Rathlin has been selected as a Special Area of Conservation:

SAC website

The threat of plastic

Rathlin’s first flight

A Westland Wallace

Used with permission from: Belfast International Airport – Aviation at Aldergrove since 1918, 
by Guy Warner

The Met Flight also distinguished itself in 1938, when torrential rain and persistent gale force winds resulted in the inhabitants of Rathlin Island being cut off for three weeks from re-supply by boat from Ballycastle. The islanders radioed for help. A Met Flight Gauntlet K5283, flown by Denys Gillam responded to the government’s plea for assistance.

A Gloster Gauntlet

He flew a reconnaissance of the most likely landing field, which was only 250 yards long. While he was in the air SD Bell & Co. of Ann Street, Belfast, had prepared a consignment of flour, oatmeal, butter, tea, sugar, lard, paraffin oil, candles, matches, cigarettes and newspapers, which was conveyed by express van to Aldergrove. This was then loaded into a Westland Wallace K5073 and Denys Gillam took off again.

In the meantime a message had been wired to the local priests: ‘An attempt will be made to land food from an aeroplane at about 2.30 pm this afternoon. Please light a fire to make smoke for the guidance of the aeroplane.’

The Belfast Telegraph described the first landing by an aircraft on Rathlin as follows: ‘To make the landing the plane had to descend very low and hurdle over the roof of a house. The field selected for landing was the best available but it was small and exceptionally bumpy and definitely hazardous for a medium sized bomber.’ The feat was repeated the next day in another Wallace K5074.

Denys Gillam was later awarded the Air Force Cross for his work with the Met. Flight and for his airmanship and bravery in undertaking the relief flights. Subsequently, he served with great distinction throughout the war, becoming a Group Captain and adding a DSO and two bars, as well as the DFC and bar to his medal tally. SD Bell did not miss their opportunity either, as an advert appeared in the newspapers headed ‘Rathlin Island – supplied at a moment’s notice – we can supply your requirements with the same dispatch and satisfaction.’

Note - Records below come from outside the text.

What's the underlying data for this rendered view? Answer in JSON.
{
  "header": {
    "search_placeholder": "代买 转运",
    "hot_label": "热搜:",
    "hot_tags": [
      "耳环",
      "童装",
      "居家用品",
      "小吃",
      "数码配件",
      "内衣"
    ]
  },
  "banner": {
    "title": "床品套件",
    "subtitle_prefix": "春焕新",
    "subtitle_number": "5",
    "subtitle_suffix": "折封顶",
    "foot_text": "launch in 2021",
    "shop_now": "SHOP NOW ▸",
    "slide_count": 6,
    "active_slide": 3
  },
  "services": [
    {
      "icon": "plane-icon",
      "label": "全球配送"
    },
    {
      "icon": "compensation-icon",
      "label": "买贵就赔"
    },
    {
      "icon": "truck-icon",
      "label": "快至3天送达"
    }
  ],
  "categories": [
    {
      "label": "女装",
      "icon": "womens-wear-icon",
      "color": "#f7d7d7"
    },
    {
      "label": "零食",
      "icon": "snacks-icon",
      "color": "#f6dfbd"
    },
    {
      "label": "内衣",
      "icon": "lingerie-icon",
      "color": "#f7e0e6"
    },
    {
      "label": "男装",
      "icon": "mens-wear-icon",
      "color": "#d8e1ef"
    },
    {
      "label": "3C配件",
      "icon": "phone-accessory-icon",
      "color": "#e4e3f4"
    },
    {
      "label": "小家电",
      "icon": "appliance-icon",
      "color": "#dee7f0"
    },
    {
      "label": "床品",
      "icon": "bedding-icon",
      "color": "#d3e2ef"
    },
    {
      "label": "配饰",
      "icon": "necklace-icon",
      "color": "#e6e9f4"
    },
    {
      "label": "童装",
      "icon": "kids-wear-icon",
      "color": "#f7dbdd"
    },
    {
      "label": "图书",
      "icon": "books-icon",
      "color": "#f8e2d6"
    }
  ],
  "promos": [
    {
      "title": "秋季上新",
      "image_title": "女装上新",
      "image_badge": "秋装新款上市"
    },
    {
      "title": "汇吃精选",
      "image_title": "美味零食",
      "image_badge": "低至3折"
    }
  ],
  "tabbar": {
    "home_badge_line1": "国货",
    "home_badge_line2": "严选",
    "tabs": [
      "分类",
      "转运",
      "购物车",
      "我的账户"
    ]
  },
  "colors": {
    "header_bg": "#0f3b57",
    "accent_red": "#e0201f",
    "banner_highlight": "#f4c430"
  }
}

Do you have any memories of aviation on Rathlin? If so, please send a note to Guy Warner at this address: gwarner06@aol.com



Bruce's Castle

THE entire population of Rathlin has been wiped out twice by invaders, the most notorious incident being in 1575 when 600 men, women and children were butchered. Sir Francis Drake is often blamed for his role – he was in charge of the English fleet that transported the troops of Colonel John Norris to the island and provided a blockade against Scottish help arriving. Continue reading

Rathlin Wrecks

Drake wreck

HMS Drake

Rathlin is surrounded by some 40 wrecks, the most famous of which is HMS Drake in Church Bay. Capable of a top speed of 23 knots, she was one of the fastest and heaviest cruisers of her time and was escorting a transatlantic convoy.

She was hit in Rathlin Sound by a torpedo from German U-Boat U-79 early on October 2, 1917, killing 19 of her crew. Her Captain, SH Radcliffe brought her into Church Bay but she was too heavily damaged to be saved and soon sank.

The SS Lugano and HMS Brisk were sunk during the same attack – probably by mines laid by U79 and the wrecks lie in Rathlin Sound just over a mile from each other. The technically challenging dive to the SS Lugano is considered one of the best in the British Isles. There was no loss of life on the Lugano but 31 crew died on HMS Brisk. Although her bow section sank, the stern section of the ship was towed into dock in Londonderry.

In 1962, the wreck of HMS Drake was hit by the Fleetwood trawler Ella Hewitt, which soon joined the cruiser on the seabed in the middle of Church Bay.

List of Rathlin wrecks

SS Tuscania, first US troopship to be torpedoed in WWI

The story of HMS Drake

Diving Rathlin’s North Wall

Sponges on Rathlin’s North Wall (video)

Diving on the SS Loughgarry (1min video)

Diving on the SS Loughgarry (excellent 5min video)